We and our waistlines were relieved to have a fantastic kitchen waiting for us on our first night in Chile to gorge on healthy, home-cooked food. When eating out is your only option and isn't cheap, it really stops being enjoyable.

eating out: 15.8%

total: £112.5 / $175 / 565s

Not much is it? As we mentioned above, the lack of kitchens in Peruvian hostels meant that we were able to cook almost no food ourselves - which meant that at least on our budget-busting month we saved money on groceries!

groceries: 9.4%

total: £107 / $155 / 536s

Pisco sours? Check. Birthday cocktails? Check. Birthday bottles of wine? Check. Birthday bottle of gin? Check. Taking advantage of litre bottles of excellent Cusqueña beer? Check.

alcohol: 8.9%

total: £128 / $199 / 644s

We always knew Machu Picchu was going to be tough on the budget, but we had no idea about the cottage industry surrounding it.

Entrance is around £30/$46, which we can tolerate because it's one of the most sought after destinations in the world. However, as mentioned above, the train to reach it the nearest town is extortionate and, unless you choose a 5 a.m. hike in the dark to the entrance, then you have no option but to pay $12 for a 20-minute bus.
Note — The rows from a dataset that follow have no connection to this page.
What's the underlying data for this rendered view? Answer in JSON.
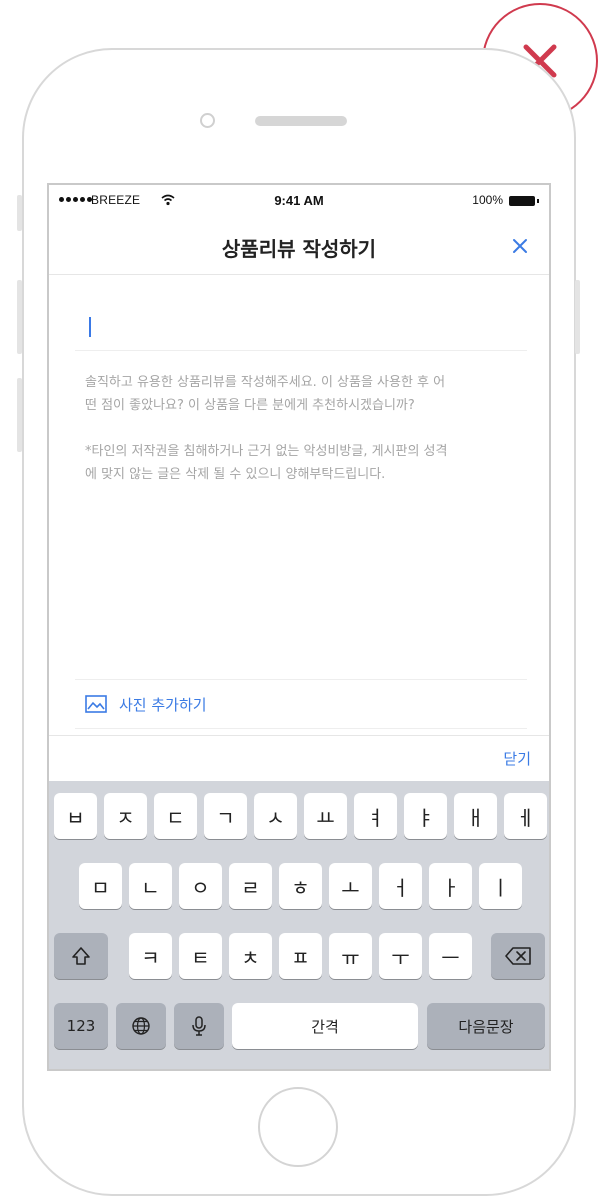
{
  "badge": {
    "icon": "close-x-icon",
    "color": "#d03a4e"
  },
  "status_bar": {
    "carrier": "BREEZE",
    "time": "9:41 AM",
    "battery": "100%"
  },
  "nav": {
    "title": "상품리뷰 작성하기",
    "close_icon": "close-icon"
  },
  "title_input": {
    "value": ""
  },
  "review": {
    "placeholder_1": "솔직하고 유용한 상품리뷰를 작성해주세요. 이 상품을 사용한 후 어떤 점이 좋았나요? 이 상품을 다른 분에게 추천하시겠습니까?",
    "placeholder_2": "*타인의 저작권을 침해하거나 근거 없는 악성비방글, 게시판의 성격에 맞지 않는 글은 삭제 될 수 있으니 양해부탁드립니다."
  },
  "photo": {
    "label": "사진 추가하기",
    "icon": "image-icon"
  },
  "accessory": {
    "done_label": "닫기"
  },
  "keyboard": {
    "row1": [
      "ㅂ",
      "ㅈ",
      "ㄷ",
      "ㄱ",
      "ㅅ",
      "ㅛ",
      "ㅕ",
      "ㅑ",
      "ㅐ",
      "ㅔ"
    ],
    "row2": [
      "ㅁ",
      "ㄴ",
      "ㅇ",
      "ㄹ",
      "ㅎ",
      "ㅗ",
      "ㅓ",
      "ㅏ",
      "ㅣ"
    ],
    "row3": [
      "ㅋ",
      "ㅌ",
      "ㅊ",
      "ㅍ",
      "ㅠ",
      "ㅜ",
      "ㅡ"
    ],
    "numbers_label": "123",
    "space_label": "간격",
    "return_label": "다음문장"
  },
  "colors": {
    "accent": "#3b7be4",
    "badge_red": "#d03a4e",
    "keyboard_bg": "#d2d5db"
  }
}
ONE-WAY! This is INSANE. And, after all this, you still have to pay to take a piss in the toilets there! 

We would tolerate it if it looked like this money was filtering down to the surrounding community but, on the face of things at least, this really isn't the case (we'll post more on this separately.) In short, Southern Peru is very popular with all sorts of tourists and it knows it and charges commensurately. 
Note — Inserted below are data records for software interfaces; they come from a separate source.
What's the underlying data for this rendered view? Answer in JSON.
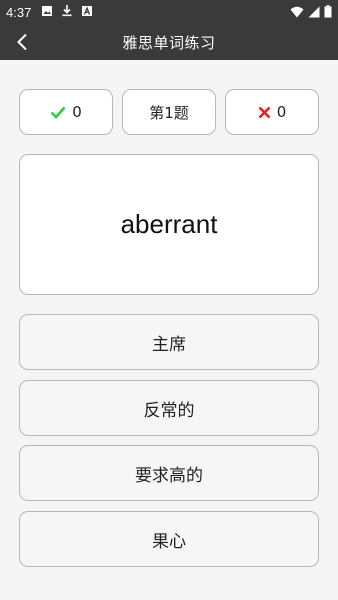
{
  "status": {
    "time": "4:37",
    "icons": [
      "image-icon",
      "download-icon",
      "app-icon",
      "wifi-icon",
      "signal-icon",
      "battery-icon"
    ]
  },
  "header": {
    "title": "雅思单词练习",
    "back_icon": "chevron-left-icon"
  },
  "score": {
    "correct_count": "0",
    "question_label": "第1题",
    "wrong_count": "0"
  },
  "word": "aberrant",
  "options": [
    "主席",
    "反常的",
    "要求高的",
    "果心"
  ],
  "colors": {
    "bar": "#3a3a3a",
    "correct": "#2ecc40",
    "wrong": "#e02020"
  }
}
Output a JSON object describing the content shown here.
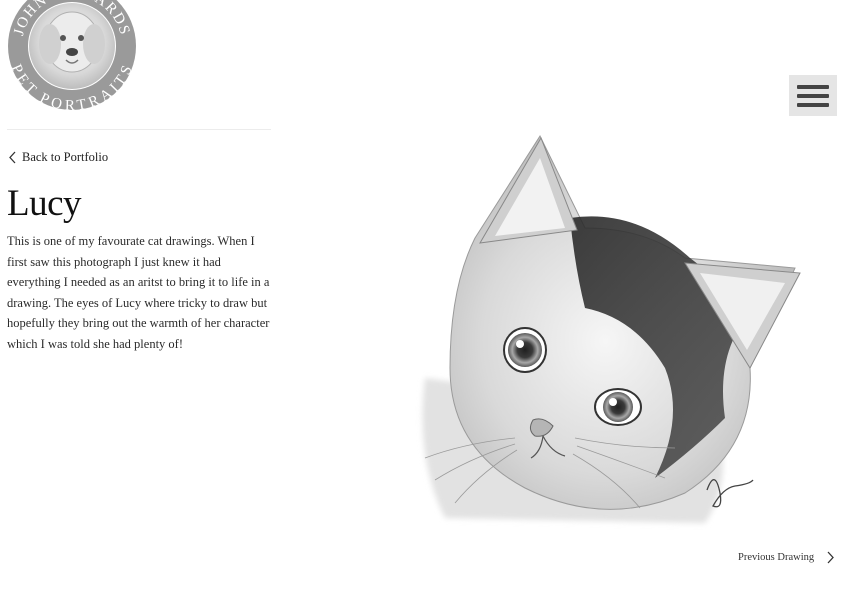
{
  "logo": {
    "arc_top": "JOHN RICHARDS",
    "arc_bottom": "PET PORTRAITS"
  },
  "nav": {
    "back_label": "Back to Portfolio",
    "menu_icon": "hamburger-menu-icon"
  },
  "artwork": {
    "title": "Lucy",
    "description": "This is one of my favourate cat drawings. When I first saw this photograph I just knew it had everything I needed as an aritst to bring it to life in a drawing. The eyes of Lucy where tricky to draw but hopefully they bring out the warmth of her character which I was told she had plenty of!",
    "image_icon": "cat-drawing-image"
  },
  "pagination": {
    "previous_label": "Previous Drawing"
  },
  "colors": {
    "logo_grey": "#8f8f8f",
    "menu_bg": "#e5e5e5",
    "menu_bars": "#444444",
    "text": "#1a1a1a"
  }
}
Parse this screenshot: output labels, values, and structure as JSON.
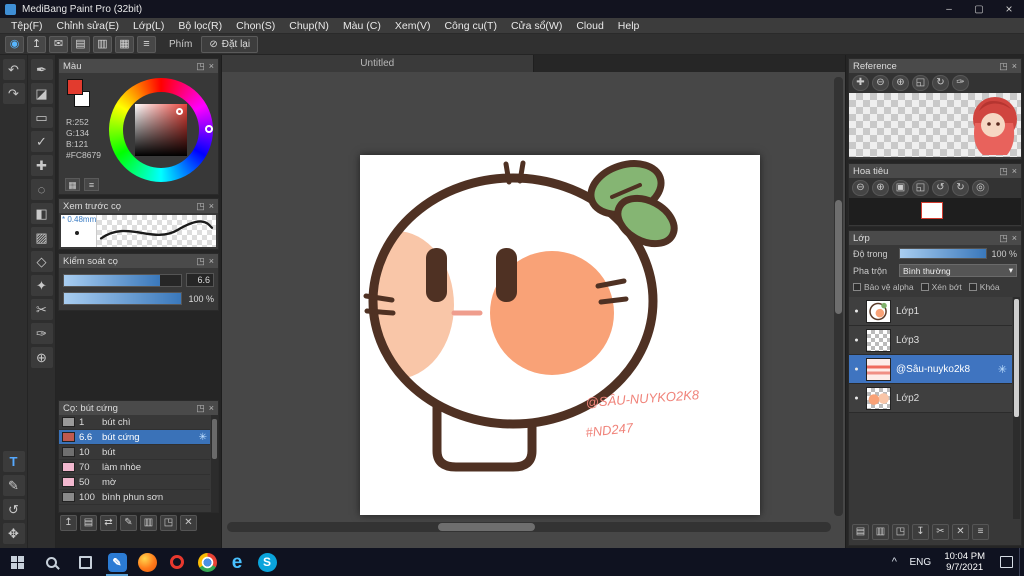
{
  "window": {
    "title": "MediBang Paint Pro (32bit)",
    "controls": {
      "minimize": "–",
      "maximize": "▢",
      "close": "×"
    }
  },
  "menu": {
    "items": [
      "Tệp(F)",
      "Chỉnh sửa(E)",
      "Lớp(L)",
      "Bộ lọc(R)",
      "Chọn(S)",
      "Chụp(N)",
      "Màu (C)",
      "Xem(V)",
      "Công cụ(T)",
      "Cửa sổ(W)",
      "Cloud",
      "Help"
    ]
  },
  "toolbar": {
    "icons": [
      {
        "name": "pen-cursor-icon",
        "glyph": "◉",
        "color": "#58b7ff"
      },
      {
        "name": "upload-icon",
        "glyph": "↥"
      },
      {
        "name": "comment-icon",
        "glyph": "✉"
      },
      {
        "name": "note-icon",
        "glyph": "▤"
      },
      {
        "name": "panel-icon",
        "glyph": "▥"
      },
      {
        "name": "grid-icon",
        "glyph": "▦"
      },
      {
        "name": "list-icon",
        "glyph": "≡"
      }
    ],
    "phim_label": "Phím",
    "reset_icon": "⊘",
    "reset_label": "Đặt lại"
  },
  "panel_icons": {
    "popout": "◳",
    "close": "×"
  },
  "tools": {
    "col1_top": [
      {
        "name": "undo-tool",
        "glyph": "↶"
      },
      {
        "name": "redo-tool",
        "glyph": "↷"
      }
    ],
    "col1_bottom": [
      {
        "name": "text-tool",
        "glyph": "T",
        "accent": true
      },
      {
        "name": "select-pen-tool",
        "glyph": "✎"
      },
      {
        "name": "rotate-canvas-tool",
        "glyph": "↺"
      },
      {
        "name": "hand-tool",
        "glyph": "✥"
      }
    ],
    "col2": [
      {
        "name": "brush-tool",
        "glyph": "✒"
      },
      {
        "name": "eraser-tool",
        "glyph": "◪"
      },
      {
        "name": "rect-tool",
        "glyph": "▭"
      },
      {
        "name": "check-tool",
        "glyph": "✓"
      },
      {
        "name": "move-tool",
        "glyph": "✚"
      },
      {
        "name": "marquee-select-tool",
        "glyph": "◌"
      },
      {
        "name": "bucket-tool",
        "glyph": "◧"
      },
      {
        "name": "gradient-tool",
        "glyph": "▨"
      },
      {
        "name": "polygon-select-tool",
        "glyph": "◇"
      },
      {
        "name": "wand-tool",
        "glyph": "✦"
      },
      {
        "name": "snip-tool",
        "glyph": "✂"
      },
      {
        "name": "eyedropper-tool",
        "glyph": "✑"
      },
      {
        "name": "zoom-tool",
        "glyph": "⊕"
      }
    ]
  },
  "color_panel": {
    "title": "Màu",
    "fg_color": "#e23b2e",
    "r_label": "R:252",
    "g_label": "G:134",
    "b_label": "B:121",
    "hex_label": "#FC8679",
    "footer_icons": [
      {
        "name": "palette-icon",
        "glyph": "▦"
      },
      {
        "name": "color-sliders-icon",
        "glyph": "≡"
      }
    ]
  },
  "brush_preview": {
    "title": "Xem trước cọ",
    "size_label": "* 0.48mm"
  },
  "brush_control": {
    "title": "Kiểm soát cọ",
    "rows": [
      {
        "value": "6.6",
        "fill": 82,
        "boxed": true
      },
      {
        "value": "100 %",
        "fill": 100
      }
    ]
  },
  "brush_list": {
    "title": "Cọ: bút cứng",
    "gear_glyph": "✳",
    "items": [
      {
        "size": "1",
        "name": "bút chì",
        "swatch": "#9a9a9a"
      },
      {
        "size": "6.6",
        "name": "bút cứng",
        "swatch": "#c05a4e",
        "selected": true
      },
      {
        "size": "10",
        "name": "bút",
        "swatch": "#6f6f6f"
      },
      {
        "size": "70",
        "name": "làm nhòe",
        "swatch": "#f2b8cf"
      },
      {
        "size": "50",
        "name": "mờ",
        "swatch": "#f2b8cf"
      },
      {
        "size": "100",
        "name": "bình phun sơn",
        "swatch": "#8a8a8a"
      }
    ],
    "bottom_icons": [
      {
        "name": "brush-menu-icon",
        "glyph": "↥"
      },
      {
        "name": "add-brush-icon",
        "glyph": "▤"
      },
      {
        "name": "brush-transfer-icon",
        "glyph": "⇄"
      },
      {
        "name": "edit-brush-icon",
        "glyph": "✎"
      },
      {
        "name": "brush-folder-icon",
        "glyph": "▥"
      },
      {
        "name": "duplicate-brush-icon",
        "glyph": "◳"
      },
      {
        "name": "delete-brush-icon",
        "glyph": "✕"
      }
    ]
  },
  "canvas": {
    "tab_title": "Untitled",
    "signature_line1": "@SÂU-NUYKO2K8",
    "signature_line2": "#ND247"
  },
  "reference_panel": {
    "title": "Reference",
    "toolbar_icons": [
      {
        "name": "ref-move-icon",
        "glyph": "✚"
      },
      {
        "name": "ref-zoom-out-icon",
        "glyph": "⊖"
      },
      {
        "name": "ref-zoom-in-icon",
        "glyph": "⊕"
      },
      {
        "name": "ref-fit-icon",
        "glyph": "◱"
      },
      {
        "name": "ref-rotate-icon",
        "glyph": "↻"
      },
      {
        "name": "ref-eyedropper-icon",
        "glyph": "✑"
      }
    ]
  },
  "navigator_panel": {
    "title": "Hoa tiêu",
    "toolbar_icons": [
      {
        "name": "nav-zoom-out-icon",
        "glyph": "⊖"
      },
      {
        "name": "nav-zoom-in-icon",
        "glyph": "⊕"
      },
      {
        "name": "nav-zoom-100-icon",
        "glyph": "▣"
      },
      {
        "name": "nav-fit-icon",
        "glyph": "◱"
      },
      {
        "name": "nav-rotate-left-icon",
        "glyph": "↺"
      },
      {
        "name": "nav-rotate-right-icon",
        "glyph": "↻"
      },
      {
        "name": "nav-reset-icon",
        "glyph": "◎"
      }
    ]
  },
  "layers_panel": {
    "title": "Lớp",
    "opacity_label": "Độ trong",
    "opacity_value": "100 %",
    "blend_label": "Pha trộn",
    "blend_value": "Bình thường",
    "blend_caret": "▾",
    "options": [
      "Bảo vệ alpha",
      "Xén bớt",
      "Khóa"
    ],
    "visibility_glyph": "●",
    "badge_glyph": "✳",
    "items": [
      {
        "name": "Lớp1",
        "thumb": "art"
      },
      {
        "name": "Lớp3",
        "thumb": "checker"
      },
      {
        "name": "@Sâu-nuyko2k8",
        "thumb": "sig",
        "selected": true
      },
      {
        "name": "Lớp2",
        "thumb": "checker-orange"
      }
    ],
    "bottom_icons": [
      {
        "name": "add-layer-icon",
        "glyph": "▤"
      },
      {
        "name": "duplicate-layer-icon",
        "glyph": "▥"
      },
      {
        "name": "layer-folder-icon",
        "glyph": "◳"
      },
      {
        "name": "merge-down-icon",
        "glyph": "↧"
      },
      {
        "name": "layer-transfer-icon",
        "glyph": "✂"
      },
      {
        "name": "delete-layer-icon",
        "glyph": "✕"
      },
      {
        "name": "layer-menu-icon",
        "glyph": "≡"
      }
    ]
  },
  "taskbar": {
    "apps": [
      {
        "name": "taskbar-app-medibang",
        "kind": "medibang",
        "glyph": "✎",
        "active": true
      },
      {
        "name": "taskbar-app-firefox",
        "kind": "firefox",
        "glyph": ""
      },
      {
        "name": "taskbar-app-opera",
        "kind": "opera",
        "glyph": ""
      },
      {
        "name": "taskbar-app-chrome",
        "kind": "chrome",
        "glyph": ""
      },
      {
        "name": "taskbar-app-edge",
        "kind": "edge",
        "glyph": "e"
      },
      {
        "name": "taskbar-app-skype",
        "kind": "skype",
        "glyph": "S"
      }
    ],
    "tray_chevron": "^",
    "lang": "ENG",
    "time": "10:04 PM",
    "date": "9/7/2021"
  }
}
We also did some trekking around the Sacred Valley on the cheap, some free walking tours, one or two excellent museums and worked with companies so we could experience the Nazca Lines and sandboarding in Huacachina. 

activities: 10.7%
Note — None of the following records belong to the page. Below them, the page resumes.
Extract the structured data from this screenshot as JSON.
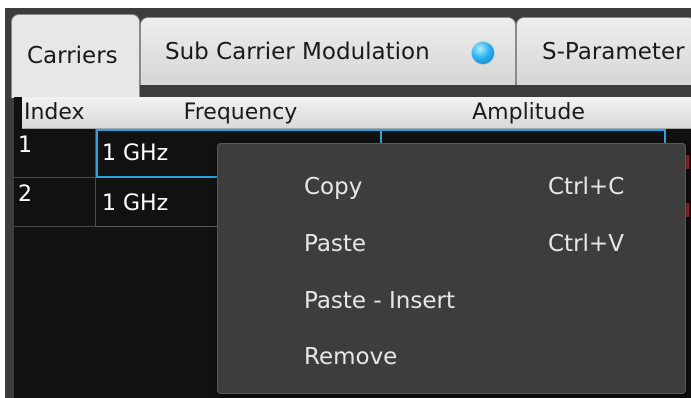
{
  "tabs": [
    {
      "label": "Carriers"
    },
    {
      "label": "Sub Carrier Modulation"
    },
    {
      "label": "S-Parameter"
    }
  ],
  "grid": {
    "columns": [
      "Index",
      "Frequency",
      "Amplitude"
    ],
    "rows": [
      {
        "index": "1",
        "frequency": "1 GHz"
      },
      {
        "index": "2",
        "frequency": "1 GHz"
      }
    ]
  },
  "context_menu": {
    "items": [
      {
        "label": "Copy",
        "shortcut": "Ctrl+C"
      },
      {
        "label": "Paste",
        "shortcut": "Ctrl+V"
      },
      {
        "label": "Paste - Insert",
        "shortcut": ""
      },
      {
        "label": "Remove",
        "shortcut": ""
      }
    ]
  },
  "colors": {
    "accent": "#2aa1e0",
    "background": "#111111",
    "menu_background": "#3d3d3d",
    "status_dot": "#2bb2ee"
  },
  "icons": {
    "status": "status-dot-icon"
  }
}
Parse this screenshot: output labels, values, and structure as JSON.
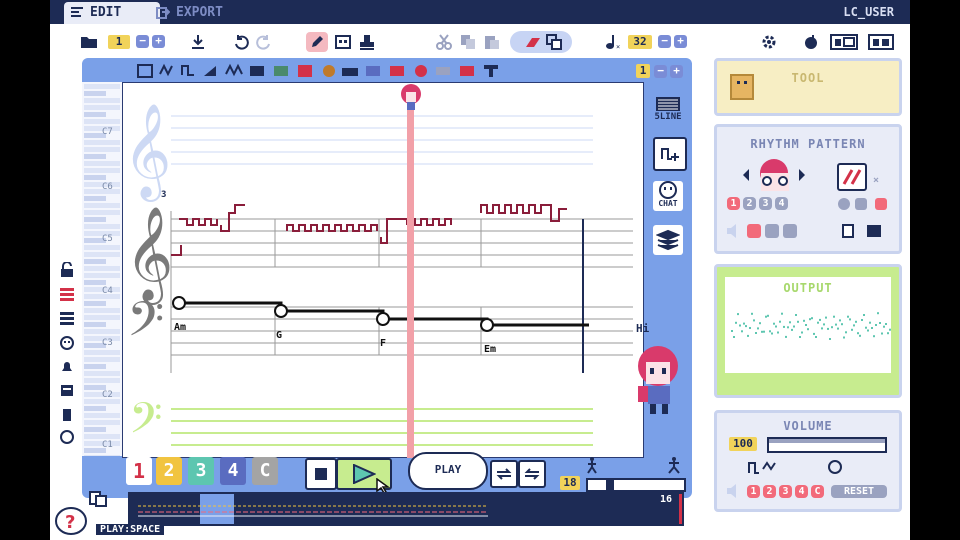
{
  "tabs": {
    "edit": "EDIT",
    "export": "EXPORT"
  },
  "user": "LC_USER",
  "toolbar": {
    "page_number": "1",
    "tempo": "32"
  },
  "instrument_toolbar": {
    "page": "1"
  },
  "side_tool": {
    "five_line": "5LINE",
    "chat": "CHAT"
  },
  "score": {
    "triplet_mark": "3",
    "octave_labels": [
      "C7",
      "C6",
      "C5",
      "C4",
      "C3",
      "C2",
      "C1"
    ]
  },
  "chords": [
    "Am",
    "G",
    "F",
    "Em"
  ],
  "instruments": [
    "1",
    "2",
    "3",
    "4",
    "C"
  ],
  "transport": {
    "play_tooltip": "PLAY",
    "bar": "18"
  },
  "timeline": {
    "end_bar": "16",
    "hint": "PLAY:SPACE"
  },
  "character_bubble": "Hi",
  "panels": {
    "tool": {
      "title": "TOOL"
    },
    "rhythm": {
      "title": "RHYTHM PATTERN",
      "numbers": [
        "1",
        "2",
        "3",
        "4"
      ]
    },
    "output": {
      "title": "OUTPUT"
    },
    "volume": {
      "title": "VOLUME",
      "value": "100",
      "channels": [
        "1",
        "2",
        "3",
        "4",
        "C"
      ],
      "reset": "RESET"
    }
  },
  "colors": {
    "navy": "#1d2b55",
    "blue": "#7aa0e8",
    "red_note": "#8a1d3a",
    "playhead": "#f2a0a8",
    "yellow": "#f1d35a",
    "green": "#c7ec8f",
    "ch1": "#f26a7a",
    "ch2": "#f1c440",
    "ch3": "#5dc6b0",
    "ch4": "#5a6cc0",
    "chC": "#a4a4a4"
  }
}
total: £60 / $94 / 303s

Hangovers and not having a kitchen unfortunately make us both crave doritos, fizzy drinks and junk to cure us / fill our bellies. 

sweets & treats: 5%

total: £22.5 / $35 / 113s

We received a very welcome rescue package of toiletries from our friends so these costs consist pretty much of laundry scattered throughout the month. As with kitchens, most of the hostels we stayed in didn't have any facilities in which to do our own laundry. 

toiletries: 1.9%

total: £0 / $0 / 0s

Despite both craving some changes in our wardrobe, everything we packed so long ago is just about holding up. 

clothes: 0%

total: £0 / $0 / 0s

Although it was a very long travel session involving several buses and a taxi, there were no entry or exit fees for both Peru and Chile for us Brits. We also took the opportunity (along with every Chilean) to stock up on cheaper items on the Peru side before crossing over.

crossing borders: 0%

medical expenses

total: £90 / $139 / 450s (we hope!)

And so, the final lightning bolt in this month's perfect storm of budget busters, Emily got bitten by a dog. The result was three puncture wounds and a lot of blood. Thankfully, because we're not bloody idiots or hippies, we got the required vaccinations before we left which gave us a 72-hour window to get the required post-bite rabies booster. 

This was very lucky as the nearest town to have it was over 24 hours of very expensive travel away. We've submitted a claim and, fingers crossed, the only cost we will incur will be our excess of £90. 

And, in case you're wondering, Emily's fine! 

medical expenses: 9.5%

we haven't always been over budget! check out our previous entries